Activity
Set down each record exactly. Omit the pictures.
- - -
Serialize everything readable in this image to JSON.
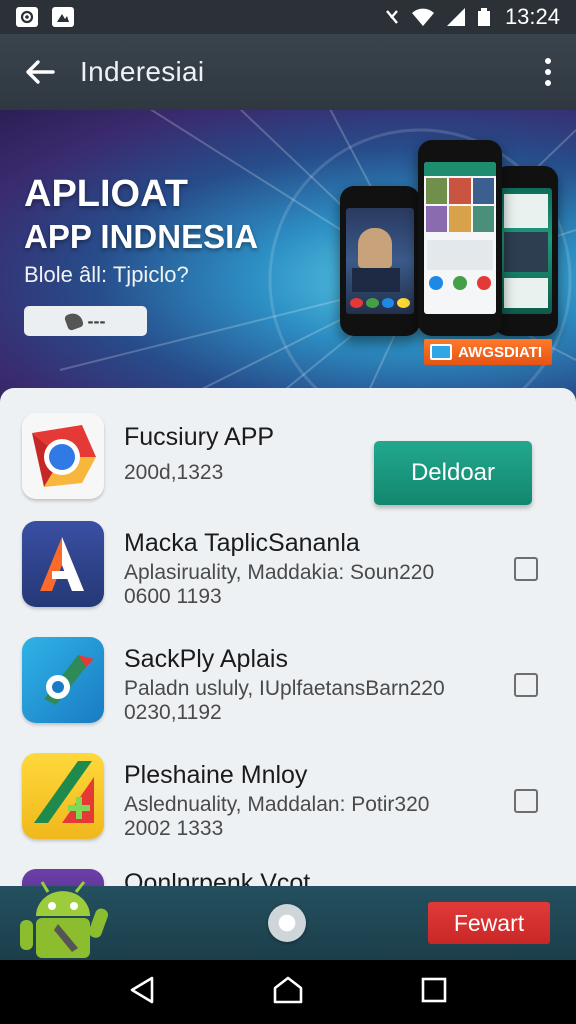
{
  "status_bar": {
    "left_icons": [
      "notification-icon",
      "picture-icon"
    ],
    "right_icons": [
      "vibrate-icon",
      "wifi-icon",
      "signal-icon",
      "battery-icon"
    ],
    "time": "13:24"
  },
  "app_bar": {
    "title": "Inderesiai",
    "back_icon": "arrow-back-icon",
    "menu_icon": "more-vert-icon"
  },
  "banner": {
    "headline_1": "APLIOAT",
    "headline_2": "APP INDNESIA",
    "subtitle": "Blole âll: Tjpiclo?",
    "input_text": "---",
    "badge_text": "AWGSDIATI"
  },
  "featured": {
    "title": "Fucsiury APP",
    "line_1": "200d,1323",
    "button_label": "Deldoar"
  },
  "apps": [
    {
      "title": "Macka TaplicSananla",
      "line_1": "Aplasiruality, Maddakia: Soun220",
      "line_2": "0600 1193",
      "checked": false
    },
    {
      "title": "SackPly Aplais",
      "line_1": "Paladn usluly, IUplfaetansBarn220",
      "line_2": "0230,1192",
      "checked": false
    },
    {
      "title": "Pleshaine Mnloy",
      "line_1": "Aslednuality, Maddalan: Potir320",
      "line_2": "2002 1333",
      "checked": false
    },
    {
      "title": "Oonlnrpenk Vcot",
      "line_1": "",
      "line_2": "",
      "checked": false
    }
  ],
  "bottom_bar": {
    "forward_label": "Fewart"
  },
  "colors": {
    "app_bar": "#333d45",
    "accent_teal": "#14937a",
    "forward_red": "#d22f2f",
    "bottom_bar": "#1f4653"
  }
}
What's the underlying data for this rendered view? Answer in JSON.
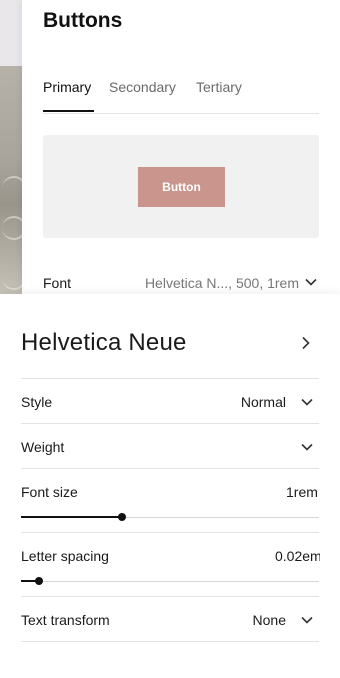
{
  "panel": {
    "title": "Buttons",
    "tabs": [
      {
        "label": "Primary",
        "active": true
      },
      {
        "label": "Secondary",
        "active": false
      },
      {
        "label": "Tertiary",
        "active": false
      }
    ],
    "preview_button_label": "Button",
    "preview_button_color": "#c9958c",
    "font_row": {
      "label": "Font",
      "value": "Helvetica N..., 500, 1rem"
    }
  },
  "font_panel": {
    "font_name": "Helvetica Neue",
    "style": {
      "label": "Style",
      "value": "Normal"
    },
    "weight": {
      "label": "Weight",
      "value": ""
    },
    "font_size": {
      "label": "Font size",
      "value": "1rem",
      "slider_fraction": 0.34
    },
    "letter_spacing": {
      "label": "Letter spacing",
      "value": "0.02em",
      "slider_fraction": 0.06
    },
    "text_transform": {
      "label": "Text transform",
      "value": "None"
    }
  }
}
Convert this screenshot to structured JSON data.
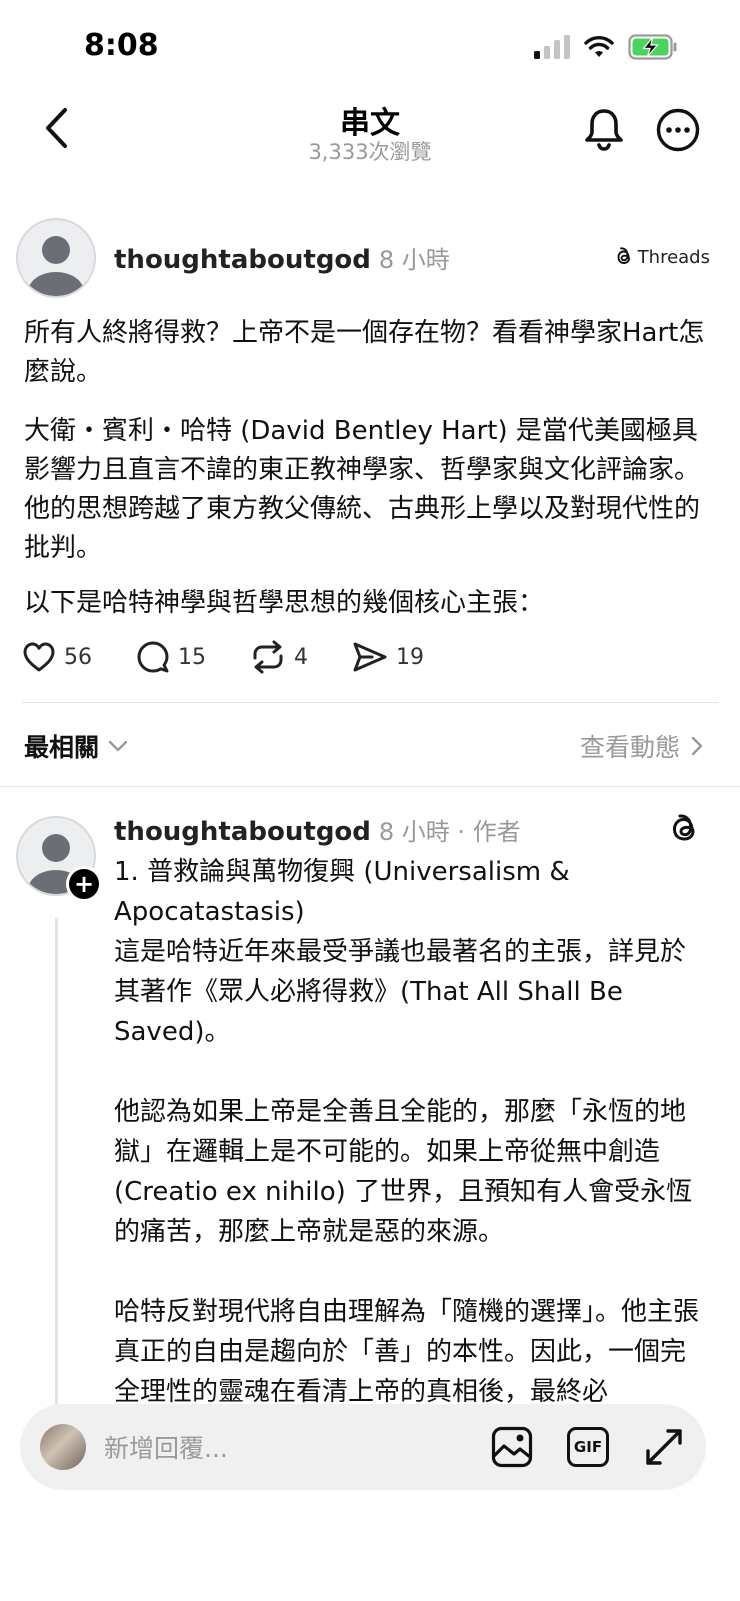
{
  "status_bar": {
    "time": "8:08"
  },
  "header": {
    "title": "串文",
    "subtitle": "3,333次瀏覽"
  },
  "post": {
    "username": "thoughtaboutgod",
    "time": "8 小時",
    "source_badge": "Threads",
    "paragraphs": [
      "所有人終將得救？上帝不是一個存在物？看看神學家Hart怎麼說。",
      "大衛・賓利・哈特 (David Bentley Hart) 是當代美國極具影響力且直言不諱的東正教神學家、哲學家與文化評論家。他的思想跨越了東方教父傳統、古典形上學以及對現代性的批判。",
      "以下是哈特神學與哲學思想的幾個核心主張："
    ],
    "stats": {
      "likes": "56",
      "comments": "15",
      "reposts": "4",
      "shares": "19"
    }
  },
  "sort": {
    "label": "最相關",
    "view_activity": "查看動態"
  },
  "reply": {
    "username": "thoughtaboutgod",
    "meta": "8 小時 · 作者",
    "paragraphs": [
      "1. 普救論與萬物復興 (Universalism & Apocatastasis)",
      "這是哈特近年來最受爭議也最著名的主張，詳見於其著作《眾人必將得救》(That All Shall Be Saved)。",
      "他認為如果上帝是全善且全能的，那麼「永恆的地獄」在邏輯上是不可能的。如果上帝從無中創造 (Creatio ex nihilo) 了世界，且預知有人會受永恆的痛苦，那麼上帝就是惡的來源。",
      "哈特反對現代將自由理解為「隨機的選擇」。他主張真正的自由是趨向於「善」的本性。因此，一個完全理性的靈魂在看清上帝的真相後，最終必"
    ]
  },
  "compose": {
    "placeholder": "新增回覆...",
    "gif_label": "GIF"
  }
}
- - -
Exercise solution
Serialize everything readable in this image to JSON.
{
  "status_bar": {
    "left_icons": [
      "notification-icon",
      "picture-icon"
    ],
    "right_icons": [
      "vibrate-icon",
      "wifi-icon",
      "signal-icon",
      "battery-icon"
    ],
    "time": "13:24"
  },
  "app_bar": {
    "title": "Inderesiai",
    "back_icon": "arrow-back-icon",
    "menu_icon": "more-vert-icon"
  },
  "banner": {
    "headline_1": "APLIOAT",
    "headline_2": "APP INDNESIA",
    "subtitle": "Blole âll: Tjpiclo?",
    "input_text": "---",
    "badge_text": "AWGSDIATI"
  },
  "featured": {
    "title": "Fucsiury APP",
    "line_1": "200d,1323",
    "button_label": "Deldoar"
  },
  "apps": [
    {
      "title": "Macka TaplicSananla",
      "line_1": "Aplasiruality, Maddakia: Soun220",
      "line_2": "0600 1193",
      "checked": false
    },
    {
      "title": "SackPly Aplais",
      "line_1": "Paladn usluly, IUplfaetansBarn220",
      "line_2": "0230,1192",
      "checked": false
    },
    {
      "title": "Pleshaine Mnloy",
      "line_1": "Aslednuality, Maddalan: Potir320",
      "line_2": "2002 1333",
      "checked": false
    },
    {
      "title": "Oonlnrpenk Vcot",
      "line_1": "",
      "line_2": "",
      "checked": false
    }
  ],
  "bottom_bar": {
    "forward_label": "Fewart"
  },
  "colors": {
    "app_bar": "#333d45",
    "accent_teal": "#14937a",
    "forward_red": "#d22f2f",
    "bottom_bar": "#1f4653"
  }
}
What's the underlying data for this rendered view? Answer in JSON.
{
  "panel": {
    "title": "Buttons",
    "tabs": [
      {
        "label": "Primary",
        "active": true
      },
      {
        "label": "Secondary",
        "active": false
      },
      {
        "label": "Tertiary",
        "active": false
      }
    ],
    "preview_button_label": "Button",
    "preview_button_color": "#c9958c",
    "font_row": {
      "label": "Font",
      "value": "Helvetica N..., 500, 1rem"
    }
  },
  "font_panel": {
    "font_name": "Helvetica Neue",
    "style": {
      "label": "Style",
      "value": "Normal"
    },
    "weight": {
      "label": "Weight",
      "value": ""
    },
    "font_size": {
      "label": "Font size",
      "value": "1rem",
      "slider_fraction": 0.34
    },
    "letter_spacing": {
      "label": "Letter spacing",
      "value": "0.02em",
      "slider_fraction": 0.06
    },
    "text_transform": {
      "label": "Text transform",
      "value": "None"
    }
  }
}
Convert this screenshot to structured JSON data.
{
  "status_bar": {
    "time": "8:08"
  },
  "header": {
    "title": "串文",
    "subtitle": "3,333次瀏覽"
  },
  "post": {
    "username": "thoughtaboutgod",
    "time": "8 小時",
    "source_badge": "Threads",
    "paragraphs": [
      "所有人終將得救？上帝不是一個存在物？看看神學家Hart怎麼說。",
      "大衛・賓利・哈特 (David Bentley Hart) 是當代美國極具影響力且直言不諱的東正教神學家、哲學家與文化評論家。他的思想跨越了東方教父傳統、古典形上學以及對現代性的批判。",
      "以下是哈特神學與哲學思想的幾個核心主張："
    ],
    "stats": {
      "likes": "56",
      "comments": "15",
      "reposts": "4",
      "shares": "19"
    }
  },
  "sort": {
    "label": "最相關",
    "view_activity": "查看動態"
  },
  "reply": {
    "username": "thoughtaboutgod",
    "meta": "8 小時 · 作者",
    "paragraphs": [
      "1. 普救論與萬物復興 (Universalism & Apocatastasis)",
      "這是哈特近年來最受爭議也最著名的主張，詳見於其著作《眾人必將得救》(That All Shall Be Saved)。",
      "他認為如果上帝是全善且全能的，那麼「永恆的地獄」在邏輯上是不可能的。如果上帝從無中創造 (Creatio ex nihilo) 了世界，且預知有人會受永恆的痛苦，那麼上帝就是惡的來源。",
      "哈特反對現代將自由理解為「隨機的選擇」。他主張真正的自由是趨向於「善」的本性。因此，一個完全理性的靈魂在看清上帝的真相後，最終必"
    ]
  },
  "compose": {
    "placeholder": "新增回覆...",
    "gif_label": "GIF"
  }
}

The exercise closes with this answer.